WORK INSTRUCTIONS: Every entry below needs to be copied exactly.

##### INPUT MATERIAL #####

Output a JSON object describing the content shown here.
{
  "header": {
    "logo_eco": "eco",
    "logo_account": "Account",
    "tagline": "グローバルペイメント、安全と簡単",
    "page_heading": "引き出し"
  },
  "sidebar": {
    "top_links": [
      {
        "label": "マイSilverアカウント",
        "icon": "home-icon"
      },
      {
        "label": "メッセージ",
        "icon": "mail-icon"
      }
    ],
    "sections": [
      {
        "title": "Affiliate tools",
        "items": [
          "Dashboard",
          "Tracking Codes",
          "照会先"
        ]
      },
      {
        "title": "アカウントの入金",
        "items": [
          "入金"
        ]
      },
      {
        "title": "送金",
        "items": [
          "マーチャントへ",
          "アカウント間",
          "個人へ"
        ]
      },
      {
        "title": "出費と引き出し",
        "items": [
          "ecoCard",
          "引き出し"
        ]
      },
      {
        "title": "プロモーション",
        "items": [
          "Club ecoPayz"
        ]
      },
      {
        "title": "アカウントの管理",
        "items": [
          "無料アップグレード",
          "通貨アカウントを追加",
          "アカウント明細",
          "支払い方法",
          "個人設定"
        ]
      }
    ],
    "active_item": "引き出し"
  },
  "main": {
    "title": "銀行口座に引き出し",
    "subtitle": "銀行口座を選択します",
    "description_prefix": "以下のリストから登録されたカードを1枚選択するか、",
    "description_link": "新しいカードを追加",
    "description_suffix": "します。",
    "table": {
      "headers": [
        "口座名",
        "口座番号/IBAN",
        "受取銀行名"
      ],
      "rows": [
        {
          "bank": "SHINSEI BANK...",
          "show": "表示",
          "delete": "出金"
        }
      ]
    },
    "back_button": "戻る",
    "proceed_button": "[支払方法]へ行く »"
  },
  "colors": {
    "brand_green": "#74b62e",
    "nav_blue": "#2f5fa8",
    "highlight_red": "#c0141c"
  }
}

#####

TASK ANSWER:
Output a JSON object describing the content shown here.
{
  "header": {
    "logo_eco": "eco",
    "logo_account": "Account",
    "tagline": "グローバルペイメント、安全と簡単",
    "page_heading": "引き出し"
  },
  "sidebar": {
    "top_links": [
      {
        "label": "マイSilverアカウント",
        "icon": "home-icon"
      },
      {
        "label": "メッセージ",
        "icon": "mail-icon"
      }
    ],
    "sections": [
      {
        "title": "Affiliate tools",
        "items": [
          "Dashboard",
          "Tracking Codes",
          "照会先"
        ]
      },
      {
        "title": "アカウントの入金",
        "items": [
          "入金"
        ]
      },
      {
        "title": "送金",
        "items": [
          "マーチャントへ",
          "アカウント間",
          "個人へ"
        ]
      },
      {
        "title": "出費と引き出し",
        "items": [
          "ecoCard",
          "引き出し"
        ]
      },
      {
        "title": "プロモーション",
        "items": [
          "Club ecoPayz"
        ]
      },
      {
        "title": "アカウントの管理",
        "items": [
          "無料アップグレード",
          "通貨アカウントを追加",
          "アカウント明細",
          "支払い方法",
          "個人設定"
        ]
      }
    ],
    "active_item": "引き出し"
  },
  "main": {
    "title": "銀行口座に引き出し",
    "subtitle": "銀行口座を選択します",
    "description_prefix": "以下のリストから登録されたカードを1枚選択するか、",
    "description_link": "新しいカードを追加",
    "description_suffix": "します。",
    "table": {
      "headers": [
        "口座名",
        "口座番号/IBAN",
        "受取銀行名"
      ],
      "rows": [
        {
          "bank": "SHINSEI BANK...",
          "show": "表示",
          "delete": "出金"
        }
      ]
    },
    "back_button": "戻る",
    "proceed_button": "[支払方法]へ行く »"
  },
  "colors": {
    "brand_green": "#74b62e",
    "nav_blue": "#2f5fa8",
    "highlight_red": "#c0141c"
  }
}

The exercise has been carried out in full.